The full listing, copied exactly and free of pictures, is the expected reply.
************
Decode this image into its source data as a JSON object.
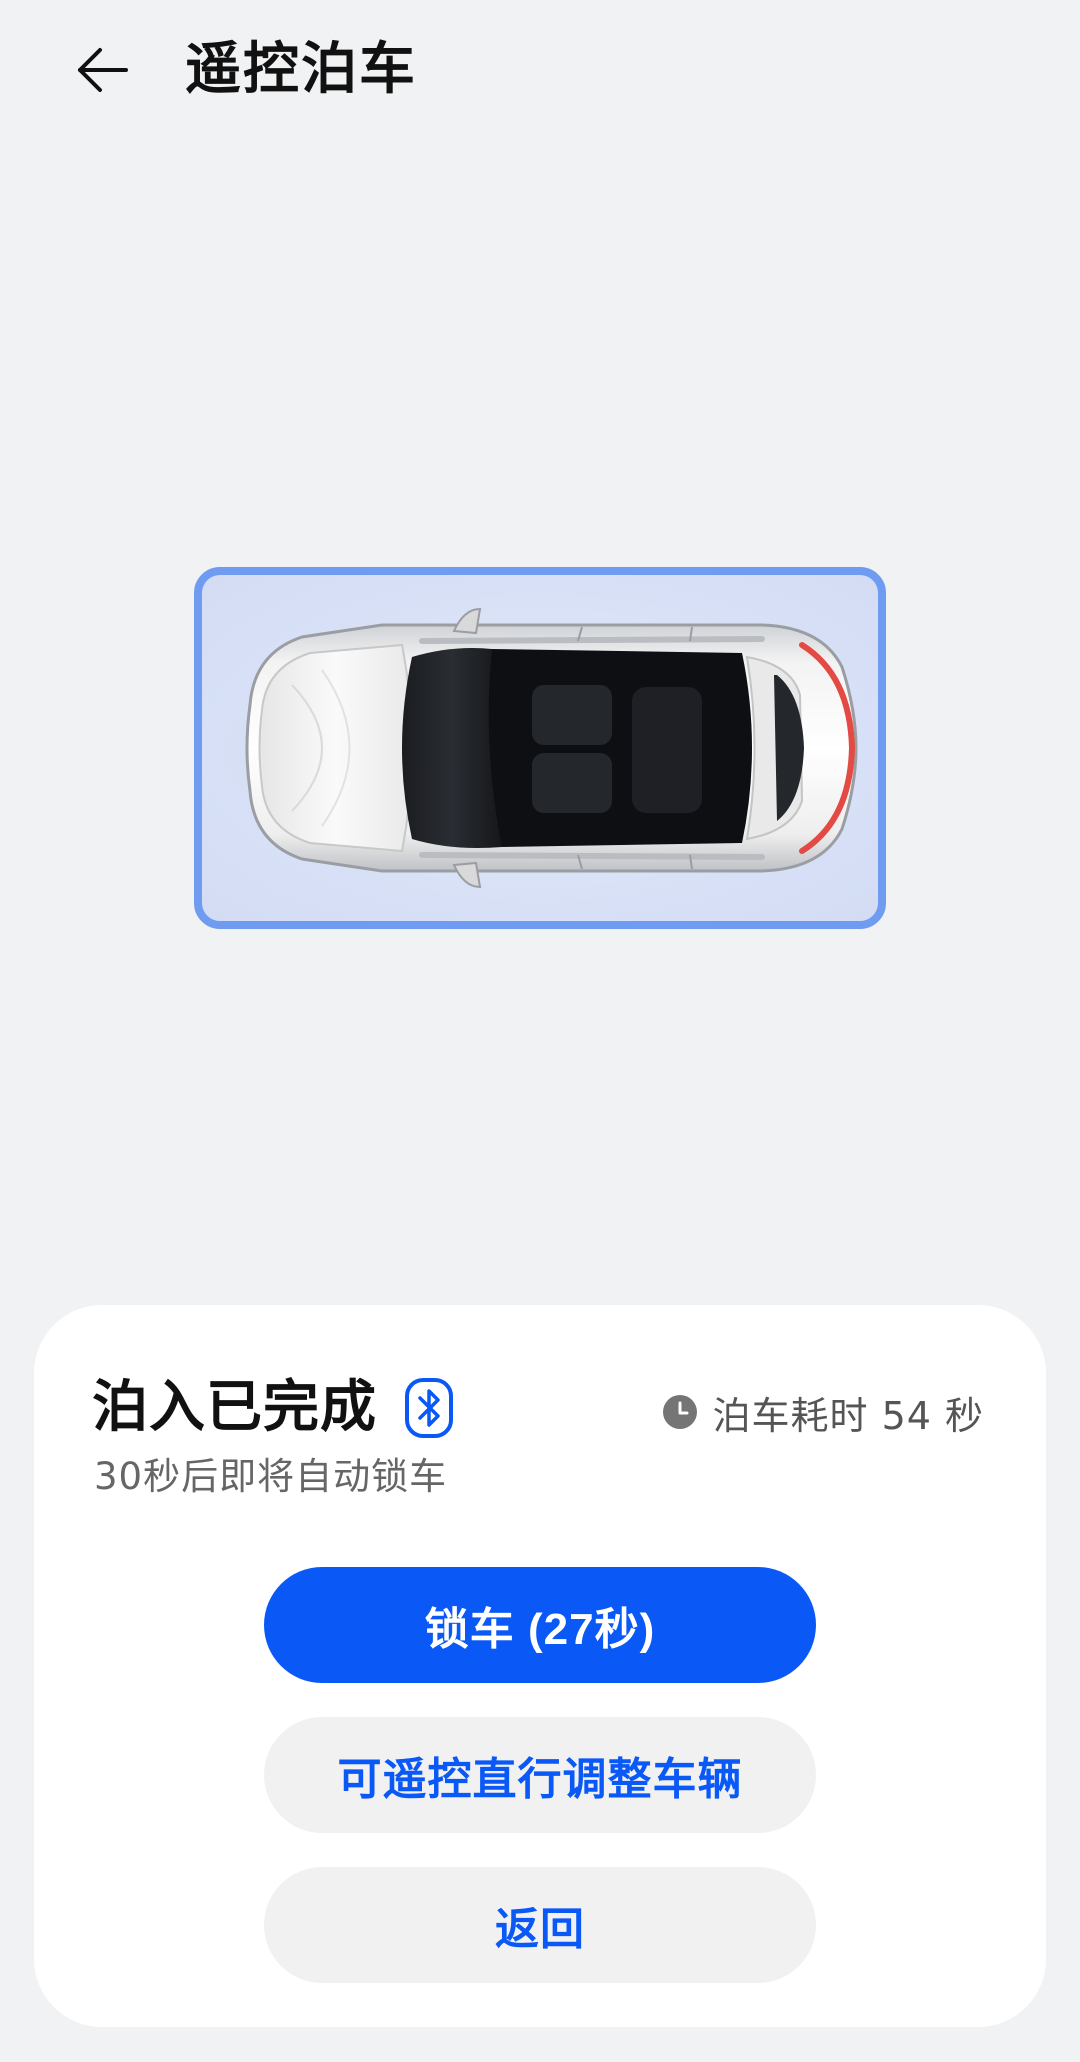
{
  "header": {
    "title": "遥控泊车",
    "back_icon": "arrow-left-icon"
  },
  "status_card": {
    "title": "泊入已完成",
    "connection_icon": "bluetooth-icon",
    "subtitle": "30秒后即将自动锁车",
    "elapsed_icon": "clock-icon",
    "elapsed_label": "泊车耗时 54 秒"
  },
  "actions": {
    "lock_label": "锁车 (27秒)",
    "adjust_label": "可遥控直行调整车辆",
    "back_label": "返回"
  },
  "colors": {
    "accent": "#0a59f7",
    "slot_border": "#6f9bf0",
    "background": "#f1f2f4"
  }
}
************
_Answer section_:
Decode this image into its source data as a JSON object.
{
  "header": {
    "title": "遥控泊车",
    "back_icon": "arrow-left-icon"
  },
  "status_card": {
    "title": "泊入已完成",
    "connection_icon": "bluetooth-icon",
    "subtitle": "30秒后即将自动锁车",
    "elapsed_icon": "clock-icon",
    "elapsed_label": "泊车耗时 54 秒"
  },
  "actions": {
    "lock_label": "锁车 (27秒)",
    "adjust_label": "可遥控直行调整车辆",
    "back_label": "返回"
  },
  "colors": {
    "accent": "#0a59f7",
    "slot_border": "#6f9bf0",
    "background": "#f1f2f4"
  }
}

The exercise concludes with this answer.